▶ [Task item]: Scan the lines below and report each one containing "blue" by copying it.

---------- Listed records ----------

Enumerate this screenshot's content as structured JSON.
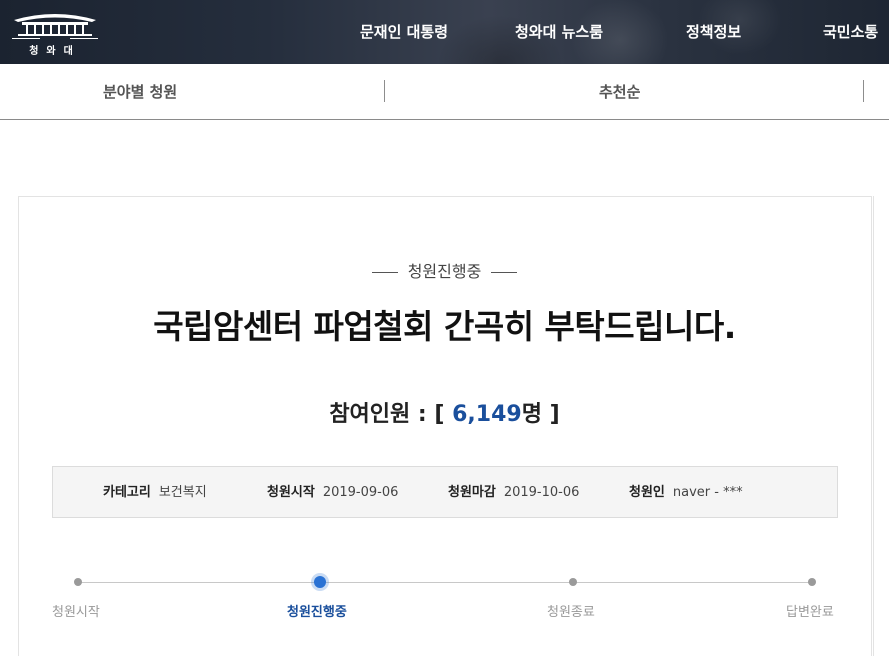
{
  "header": {
    "logo": {
      "name": "청와대",
      "icon": "blue-house-building-icon"
    },
    "nav": [
      "문재인 대통령",
      "청와대 뉴스룸",
      "정책정보",
      "국민소통"
    ]
  },
  "filters": {
    "category_label": "분야별 청원",
    "sort_label": "추천순"
  },
  "petition": {
    "status": "청원진행중",
    "title": "국립암센터 파업철회 간곡히 부탁드립니다.",
    "count_prefix": "참여인원 : [ ",
    "count_value": "6,149",
    "count_suffix": "명 ]",
    "info": {
      "category_key": "카테고리",
      "category_value": "보건복지",
      "start_key": "청원시작",
      "start_value": "2019-09-06",
      "end_key": "청원마감",
      "end_value": "2019-10-06",
      "author_key": "청원인",
      "author_value": "naver - ***"
    },
    "steps": [
      {
        "label": "청원시작",
        "active": false
      },
      {
        "label": "청원진행중",
        "active": true
      },
      {
        "label": "청원종료",
        "active": false
      },
      {
        "label": "답변완료",
        "active": false
      }
    ]
  },
  "colors": {
    "accent": "#1a4f9c",
    "active_dot": "#2a72d4",
    "header_bg": "#252e3d"
  }
}
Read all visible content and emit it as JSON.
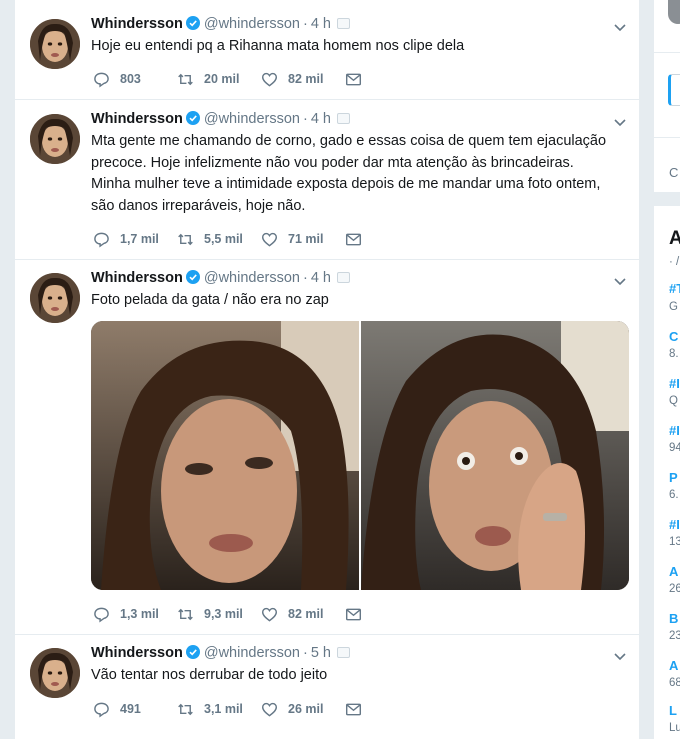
{
  "tweets": [
    {
      "name": "Whindersson",
      "handle": "@whindersson",
      "time": "4 h",
      "text": [
        "Hoje eu entendi pq a Rihanna mata homem nos clipe dela"
      ],
      "replies": "803",
      "retweets": "20 mil",
      "likes": "82 mil"
    },
    {
      "name": "Whindersson",
      "handle": "@whindersson",
      "time": "4 h",
      "text": [
        "Mta gente me chamando de corno, gado e essas coisa de quem tem ejaculação",
        "precoce. Hoje infelizmente não vou poder dar mta atenção às brincadeiras.",
        "Minha mulher teve a intimidade exposta depois de me mandar uma foto ontem,",
        "são danos irreparáveis, hoje não."
      ],
      "replies": "1,7 mil",
      "retweets": "5,5 mil",
      "likes": "71 mil"
    },
    {
      "name": "Whindersson",
      "handle": "@whindersson",
      "time": "4 h",
      "text": [
        "Foto pelada da gata / não era no zap"
      ],
      "replies": "1,3 mil",
      "retweets": "9,3 mil",
      "likes": "82 mil"
    },
    {
      "name": "Whindersson",
      "handle": "@whindersson",
      "time": "5 h",
      "text": [
        "Vão tentar nos derrubar de todo jeito"
      ],
      "replies": "491",
      "retweets": "3,1 mil",
      "likes": "26 mil"
    }
  ],
  "sidebar": {
    "card1_text": "C",
    "trends_title": "A",
    "trends_sub": "· /",
    "trends": [
      {
        "name": "#T",
        "sub": "G"
      },
      {
        "name": "C",
        "sub": "8."
      },
      {
        "name": "#I",
        "sub": "Q"
      },
      {
        "name": "#I",
        "sub": "94"
      },
      {
        "name": "P",
        "sub": "6."
      },
      {
        "name": "#I",
        "sub": "13"
      },
      {
        "name": "A",
        "sub": "26"
      },
      {
        "name": "B",
        "sub": "23"
      },
      {
        "name": "A",
        "sub": "68"
      },
      {
        "name": "L",
        "sub": "Lu"
      }
    ]
  },
  "colors": {
    "blue": "#1da1f2",
    "gray": "#657786",
    "border": "#e6ecf0"
  }
}
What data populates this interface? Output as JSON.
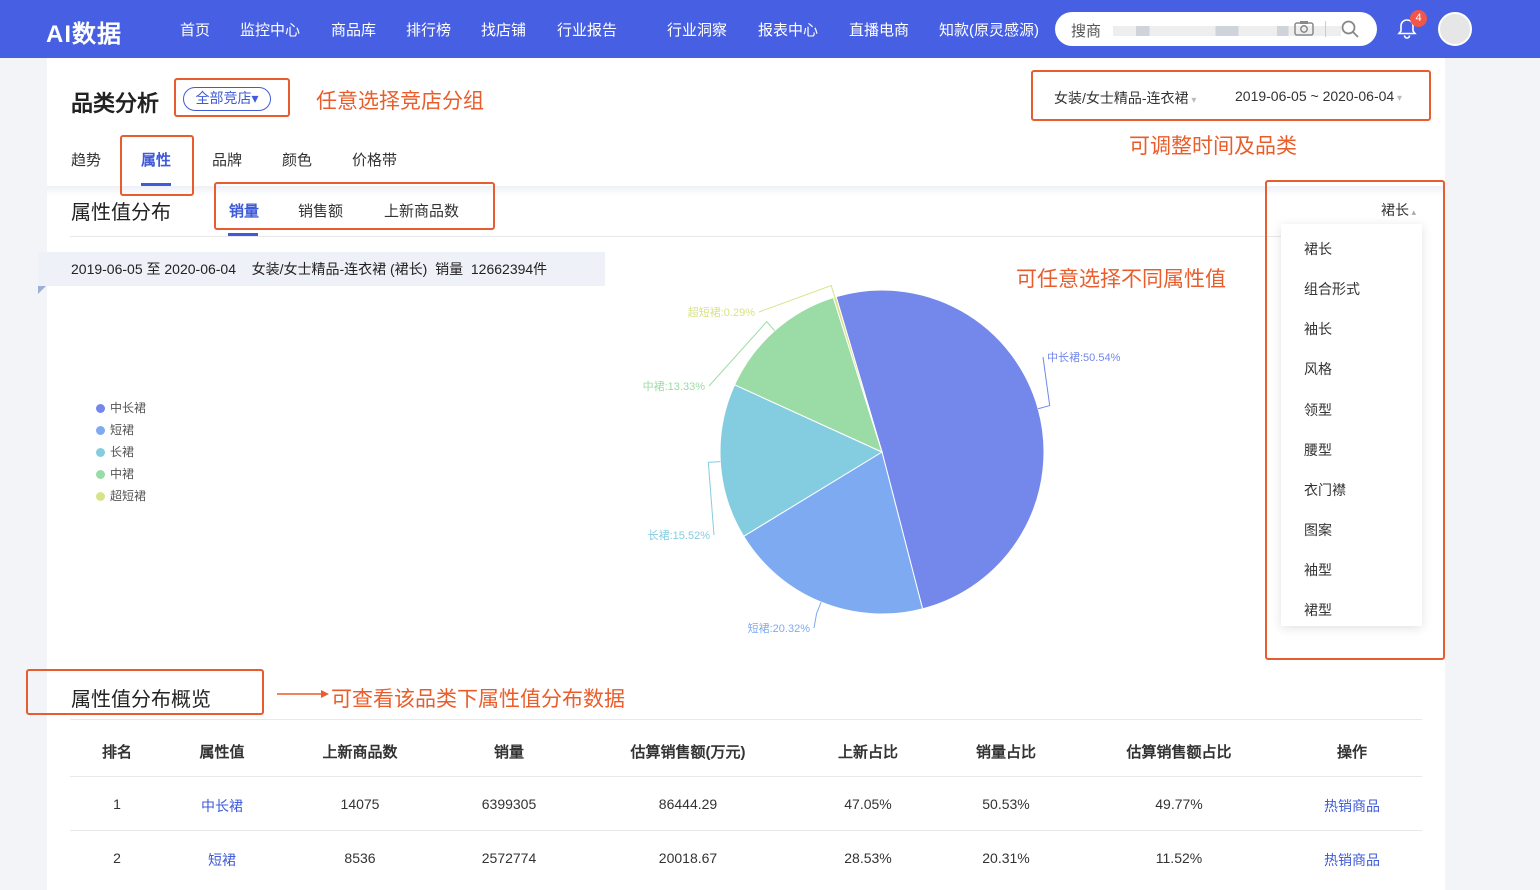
{
  "header": {
    "logo": "AI数据",
    "nav": [
      "首页",
      "监控中心",
      "商品库",
      "排行榜",
      "找店铺",
      "行业报告",
      "行业洞察",
      "报表中心",
      "直播电商",
      "知款(原灵感源)"
    ],
    "search_placeholder": "搜商",
    "notification_count": "4",
    "brand_color": "#4760e3"
  },
  "page": {
    "title": "品类分析",
    "group_chip": "全部竞店▾",
    "category_filter": "女装/女士精品-连衣裙",
    "date_range": "2019-06-05 ~ 2020-06-04",
    "tabs": [
      "趋势",
      "属性",
      "品牌",
      "颜色",
      "价格带"
    ],
    "active_tab": "属性"
  },
  "distribution": {
    "title": "属性值分布",
    "metric_tabs": [
      "销量",
      "销售额",
      "上新商品数"
    ],
    "active_metric": "销量",
    "attribute_selector": "裙长",
    "info_line": "2019-06-05 至 2020-06-04    女装/女士精品-连衣裙 (裙长)  销量  12662394件",
    "dropdown_options": [
      "裙长",
      "组合形式",
      "袖长",
      "风格",
      "领型",
      "腰型",
      "衣门襟",
      "图案",
      "袖型",
      "裙型"
    ]
  },
  "chart_data": {
    "type": "pie",
    "slices": [
      {
        "name": "中长裙",
        "value": 50.54,
        "label": "中长裙:50.54%",
        "color": "#7487ea"
      },
      {
        "name": "短裙",
        "value": 20.32,
        "label": "短裙:20.32%",
        "color": "#7eaaf1"
      },
      {
        "name": "长裙",
        "value": 15.52,
        "label": "长裙:15.52%",
        "color": "#84cde0"
      },
      {
        "name": "中裙",
        "value": 13.33,
        "label": "中裙:13.33%",
        "color": "#9bdca6"
      },
      {
        "name": "超短裙",
        "value": 0.29,
        "label": "超短裙:0.29%",
        "color": "#d9e38a"
      }
    ],
    "legend": [
      "中长裙",
      "短裙",
      "长裙",
      "中裙",
      "超短裙"
    ],
    "legend_position": "left"
  },
  "overview": {
    "title": "属性值分布概览",
    "columns": [
      "排名",
      "属性值",
      "上新商品数",
      "销量",
      "估算销售额(万元)",
      "上新占比",
      "销量占比",
      "估算销售额占比",
      "操作"
    ],
    "rows": [
      [
        "1",
        "中长裙",
        "14075",
        "6399305",
        "86444.29",
        "47.05%",
        "50.53%",
        "49.77%",
        "热销商品"
      ],
      [
        "2",
        "短裙",
        "8536",
        "2572774",
        "20018.67",
        "28.53%",
        "20.31%",
        "11.52%",
        "热销商品"
      ]
    ]
  },
  "annotations": {
    "group": "任意选择竞店分组",
    "time_category": "可调整时间及品类",
    "attribute": "可任意选择不同属性值",
    "overview": "可查看该品类下属性值分布数据"
  }
}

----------

▶ [Answer section]:
      "icon": "blue-house-building-icon"
    "blue": "#1da1f2",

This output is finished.